Study material —
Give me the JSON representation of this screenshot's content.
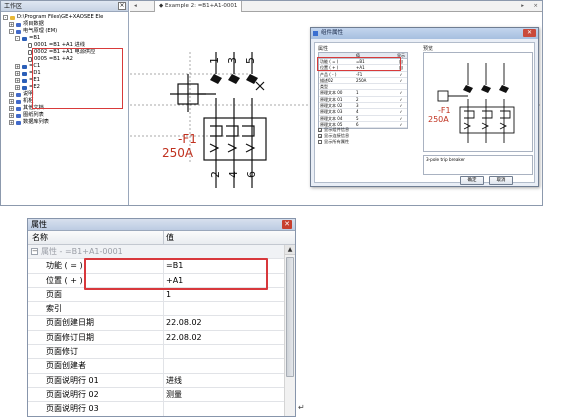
{
  "top": {
    "left_panel": {
      "title": "工作区",
      "tree": [
        {
          "label": "D:\\Program Files\\GE+XAOSEE Ele",
          "indent": 0,
          "icon": "folder",
          "toggle": "-"
        },
        {
          "label": "项目数据",
          "indent": 1,
          "icon": "grp",
          "toggle": "+"
        },
        {
          "label": "电气原理 (EM)",
          "indent": 1,
          "icon": "grp",
          "toggle": "-"
        },
        {
          "label": "=B1",
          "indent": 2,
          "icon": "dev",
          "toggle": "-"
        },
        {
          "label": "0001 =B1 +A1 进线",
          "indent": 3,
          "icon": "page",
          "toggle": ""
        },
        {
          "label": "0002 =B1 +A1 电源供应",
          "indent": 3,
          "icon": "page",
          "toggle": ""
        },
        {
          "label": "0005 =B1 +A2",
          "indent": 3,
          "icon": "page",
          "toggle": ""
        },
        {
          "label": "=C1",
          "indent": 2,
          "icon": "dev",
          "toggle": "+"
        },
        {
          "label": "=D1",
          "indent": 2,
          "icon": "dev",
          "toggle": "+"
        },
        {
          "label": "=E1",
          "indent": 2,
          "icon": "dev",
          "toggle": "+"
        },
        {
          "label": "=E2",
          "indent": 2,
          "icon": "dev",
          "toggle": "+"
        },
        {
          "label": "说明",
          "indent": 1,
          "icon": "grp",
          "toggle": "+"
        },
        {
          "label": "机柜",
          "indent": 1,
          "icon": "grp",
          "toggle": "+"
        },
        {
          "label": "其他文档",
          "indent": 1,
          "icon": "grp",
          "toggle": "+"
        },
        {
          "label": "图纸列表",
          "indent": 1,
          "icon": "grp",
          "toggle": "+"
        },
        {
          "label": "数据库列表",
          "indent": 1,
          "icon": "grp",
          "toggle": "+"
        }
      ]
    },
    "drawing": {
      "nav_left": "◂",
      "tab_label": "Example 2: =B1+A1-0001",
      "nav_right": "▸",
      "close_glyph": "×",
      "terminals_top": [
        "1",
        "3",
        "5"
      ],
      "terminals_bottom": [
        "2",
        "4",
        "6"
      ],
      "device_tag": "-F1",
      "device_rating": "250A"
    },
    "dialog": {
      "title": "组件属性",
      "close_glyph": "✕",
      "properties_label": "属性",
      "preview_label": "预览",
      "table_headers": [
        "",
        "值",
        "显示"
      ],
      "rows": [
        {
          "name": "功能 ( = )",
          "value": "=B1",
          "show": "自"
        },
        {
          "name": "位置 ( + )",
          "value": "+A1",
          "show": "自"
        },
        {
          "name": "产品 ( - )",
          "value": "-F1",
          "show": "✓"
        },
        {
          "name": "描述02",
          "value": "250A",
          "show": "✓"
        },
        {
          "name": "类型",
          "value": "",
          "show": ""
        },
        {
          "name": "原理文本 00",
          "value": "1",
          "show": "✓"
        },
        {
          "name": "原理文本 01",
          "value": "2",
          "show": "✓"
        },
        {
          "name": "原理文本 02",
          "value": "3",
          "show": "✓"
        },
        {
          "name": "原理文本 03",
          "value": "4",
          "show": "✓"
        },
        {
          "name": "原理文本 04",
          "value": "5",
          "show": "✓"
        },
        {
          "name": "原理文本 05",
          "value": "6",
          "show": "✓"
        }
      ],
      "checks": [
        {
          "label": "显示组件信息",
          "checked": true
        },
        {
          "label": "显示连接信息",
          "checked": true
        },
        {
          "label": "显示所有属性",
          "checked": false
        }
      ],
      "preview_tag": "-F1",
      "preview_rating": "250A",
      "description": "3-pole trip breaker",
      "ok_label": "确定",
      "cancel_label": "取消"
    }
  },
  "bottom": {
    "title": "属性",
    "close_glyph": "✕",
    "header_name": "名称",
    "header_value": "值",
    "group_toggle": "−",
    "group_label": "属性 - =B1+A1-0001",
    "rows": [
      {
        "name": "功能 ( = )",
        "value": "=B1"
      },
      {
        "name": "位置 ( + )",
        "value": "+A1"
      },
      {
        "name": "页面",
        "value": "1"
      },
      {
        "name": "索引",
        "value": ""
      },
      {
        "name": "页面创建日期",
        "value": "22.08.02"
      },
      {
        "name": "页面修订日期",
        "value": "22.08.02"
      },
      {
        "name": "页面修订",
        "value": ""
      },
      {
        "name": "页面创建者",
        "value": ""
      },
      {
        "name": "页面说明行 01",
        "value": "进线"
      },
      {
        "name": "页面说明行 02",
        "value": "测量"
      },
      {
        "name": "页面说明行 03",
        "value": ""
      }
    ],
    "scroll_up_glyph": "▲",
    "trailing_mark": "↵"
  },
  "colors": {
    "highlight_red": "#d83a3a",
    "schematic_red": "#c0311f",
    "title_blue": "#bccbe2"
  }
}
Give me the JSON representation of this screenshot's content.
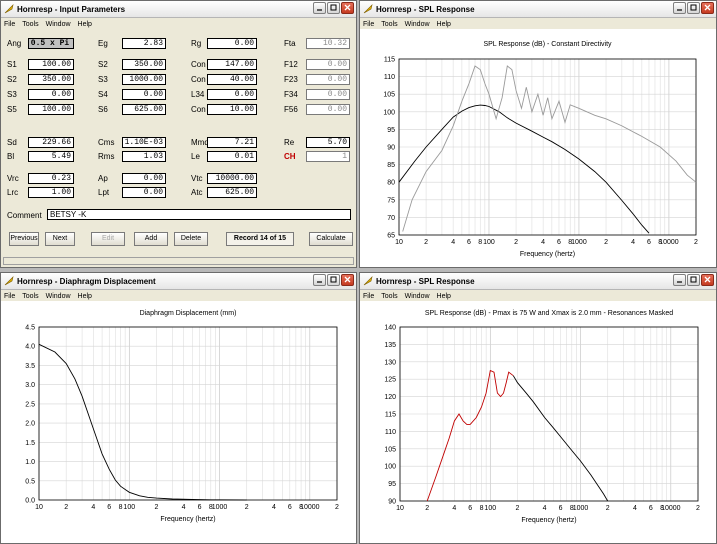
{
  "app": "Hornresp",
  "menu": [
    "File",
    "Tools",
    "Window",
    "Help"
  ],
  "windows": {
    "input": {
      "title": "Hornresp - Input Parameters"
    },
    "spl_cd": {
      "title": "Hornresp - SPL Response"
    },
    "disp": {
      "title": "Hornresp - Diaphragm Displacement"
    },
    "spl": {
      "title": "Hornresp - SPL Response"
    }
  },
  "params": {
    "rows1": [
      [
        {
          "l": "Ang",
          "v": "0.5 x Pi",
          "dark": true
        },
        {
          "l": "Eg",
          "v": "2.83"
        },
        {
          "l": "Rg",
          "v": "0.00"
        },
        {
          "l": "Fta",
          "v": "10.32",
          "gray": true
        }
      ]
    ],
    "rows2": [
      [
        {
          "l": "S1",
          "v": "100.00"
        },
        {
          "l": "S2",
          "v": "350.00"
        },
        {
          "l": "Con",
          "v": "147.00"
        },
        {
          "l": "F12",
          "v": "0.00",
          "gray": true
        }
      ],
      [
        {
          "l": "S2",
          "v": "350.00"
        },
        {
          "l": "S3",
          "v": "1000.00"
        },
        {
          "l": "Con",
          "v": "40.00"
        },
        {
          "l": "F23",
          "v": "0.00",
          "gray": true
        }
      ],
      [
        {
          "l": "S3",
          "v": "0.00"
        },
        {
          "l": "S4",
          "v": "0.00"
        },
        {
          "l": "L34",
          "v": "0.00"
        },
        {
          "l": "F34",
          "v": "0.00",
          "gray": true
        }
      ],
      [
        {
          "l": "S5",
          "v": "100.00"
        },
        {
          "l": "S6",
          "v": "625.00"
        },
        {
          "l": "Con",
          "v": "10.00"
        },
        {
          "l": "F56",
          "v": "0.00",
          "gray": true
        }
      ]
    ],
    "rows3": [
      [
        {
          "l": "Sd",
          "v": "229.66"
        },
        {
          "l": "Cms",
          "v": "1.10E-03"
        },
        {
          "l": "Mmd",
          "v": "7.21"
        },
        {
          "l": "Re",
          "v": "5.70"
        }
      ],
      [
        {
          "l": "Bl",
          "v": "5.49"
        },
        {
          "l": "Rms",
          "v": "1.03"
        },
        {
          "l": "Le",
          "v": "0.01"
        },
        {
          "l": "CH",
          "v": "1",
          "gray": true,
          "red": true
        }
      ]
    ],
    "rows4": [
      [
        {
          "l": "Vrc",
          "v": "0.23"
        },
        {
          "l": "Ap",
          "v": "0.00"
        },
        {
          "l": "Vtc",
          "v": "10000.00"
        }
      ],
      [
        {
          "l": "Lrc",
          "v": "1.00"
        },
        {
          "l": "Lpt",
          "v": "0.00"
        },
        {
          "l": "Atc",
          "v": "625.00"
        }
      ]
    ],
    "comment_label": "Comment",
    "comment": "BETSY -K",
    "buttons": [
      "Previous",
      "Next",
      "Edit",
      "Add",
      "Delete"
    ],
    "record": "Record 14 of 15",
    "calculate": "Calculate"
  },
  "chart_data": [
    {
      "type": "line",
      "title": "SPL Response (dB) - Constant Directivity",
      "xlabel": "Frequency (hertz)",
      "ylabel": "",
      "xscale": "log",
      "xlim": [
        10,
        20000
      ],
      "ylim": [
        65,
        115
      ],
      "yticks": [
        65,
        70,
        75,
        80,
        85,
        90,
        95,
        100,
        105,
        110,
        115
      ],
      "grid": true,
      "series": [
        {
          "color": "#000000",
          "x": [
            10,
            15,
            20,
            30,
            40,
            50,
            60,
            70,
            80,
            90,
            100,
            130,
            160,
            200,
            300,
            400,
            500,
            700,
            1000,
            1500,
            2000,
            3000,
            4000,
            5000,
            6000
          ],
          "y": [
            80,
            86,
            90,
            95,
            98.5,
            100.2,
            101.2,
            101.7,
            101.9,
            101.8,
            101.5,
            100,
            98.3,
            96.8,
            94.5,
            92.8,
            91.5,
            89.3,
            86.6,
            83,
            80,
            74.8,
            71,
            67.8,
            65.5
          ]
        },
        {
          "color": "#9a9a9a",
          "x": [
            11,
            14,
            20,
            30,
            40,
            50,
            60,
            70,
            80,
            90,
            100,
            120,
            140,
            160,
            180,
            200,
            230,
            260,
            300,
            350,
            400,
            450,
            500,
            600,
            700,
            800,
            1000,
            1500,
            2000,
            3000,
            5000,
            8000,
            12000,
            16000,
            20000
          ],
          "y": [
            66,
            75,
            83,
            89,
            96,
            103,
            108,
            113,
            112,
            108,
            105,
            98,
            104,
            113,
            112,
            106,
            101,
            107,
            100,
            105,
            99,
            104,
            98,
            103,
            97,
            102,
            101,
            99,
            98,
            96,
            93,
            90,
            86,
            82,
            80
          ]
        }
      ]
    },
    {
      "type": "line",
      "title": "Diaphragm Displacement (mm)",
      "xlabel": "Frequency (hertz)",
      "ylabel": "",
      "xscale": "log",
      "xlim": [
        10,
        20000
      ],
      "ylim": [
        0,
        4.5
      ],
      "yticks": [
        0.0,
        0.5,
        1.0,
        1.5,
        2.0,
        2.5,
        3.0,
        3.5,
        4.0,
        4.5
      ],
      "grid": true,
      "series": [
        {
          "color": "#000000",
          "x": [
            10,
            15,
            20,
            25,
            30,
            40,
            50,
            60,
            70,
            80,
            100,
            130,
            160,
            200,
            300,
            500,
            800,
            1000,
            2000
          ],
          "y": [
            4.05,
            3.85,
            3.55,
            3.15,
            2.7,
            1.85,
            1.2,
            0.8,
            0.52,
            0.36,
            0.2,
            0.11,
            0.07,
            0.05,
            0.025,
            0.012,
            0.006,
            0.004,
            0.001
          ]
        }
      ]
    },
    {
      "type": "line",
      "title": "SPL Response (dB) - Pmax is 75 W and Xmax is 2.0 mm - Resonances Masked",
      "xlabel": "Frequency (hertz)",
      "ylabel": "",
      "xscale": "log",
      "xlim": [
        10,
        20000
      ],
      "ylim": [
        90,
        140
      ],
      "yticks": [
        90,
        95,
        100,
        105,
        110,
        115,
        120,
        125,
        130,
        135,
        140
      ],
      "grid": true,
      "series": [
        {
          "color": "#c00000",
          "x": [
            20,
            25,
            30,
            35,
            40,
            45,
            50,
            55,
            60,
            70,
            80,
            90,
            100,
            110,
            120,
            130,
            140,
            150,
            160,
            180
          ],
          "y": [
            90,
            97,
            103,
            108,
            113,
            115,
            113,
            112,
            112,
            114,
            117,
            121,
            127.5,
            127,
            121,
            120,
            121,
            124,
            127,
            126
          ]
        },
        {
          "color": "#000000",
          "x": [
            180,
            200,
            250,
            300,
            400,
            500,
            600,
            800,
            1000,
            1300,
            1600,
            1800,
            2000
          ],
          "y": [
            126,
            124,
            121,
            118.5,
            114,
            111,
            108.5,
            104.5,
            101.5,
            97.5,
            94,
            92,
            90
          ]
        }
      ]
    }
  ],
  "xticks": [
    "10",
    "2",
    "4",
    "6",
    "8",
    "100",
    "2",
    "4",
    "6",
    "8",
    "1000",
    "2",
    "4",
    "6",
    "8",
    "10000",
    "2"
  ]
}
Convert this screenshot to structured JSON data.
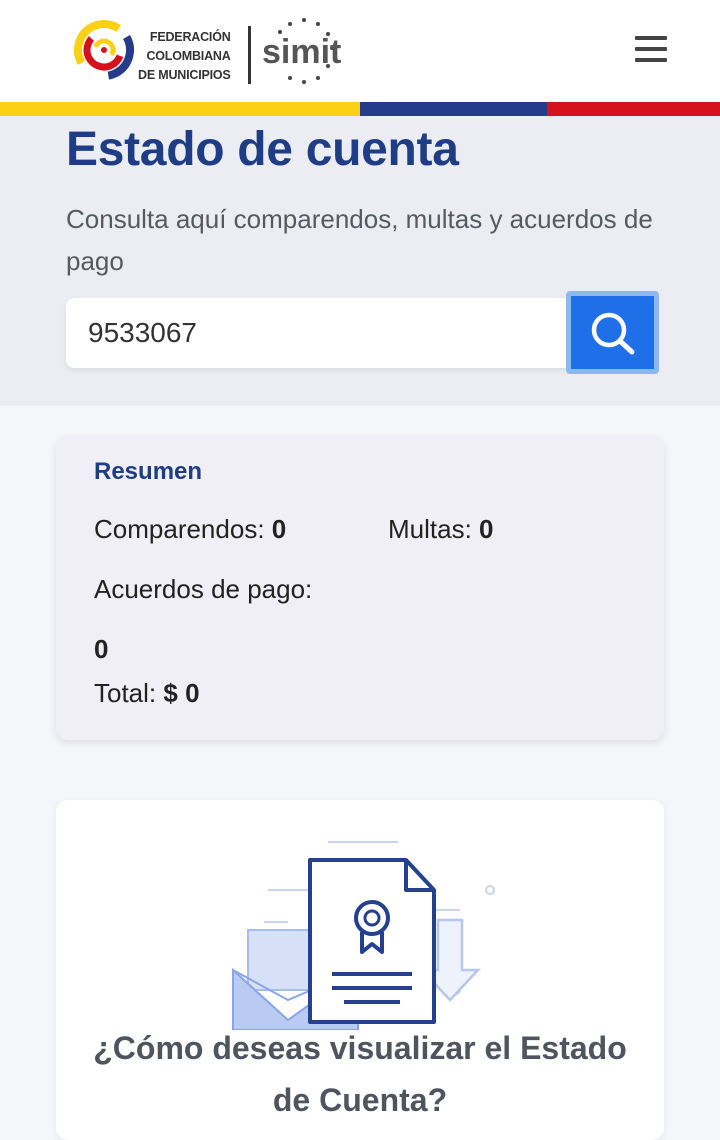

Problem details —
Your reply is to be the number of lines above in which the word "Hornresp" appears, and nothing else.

Answer area —
5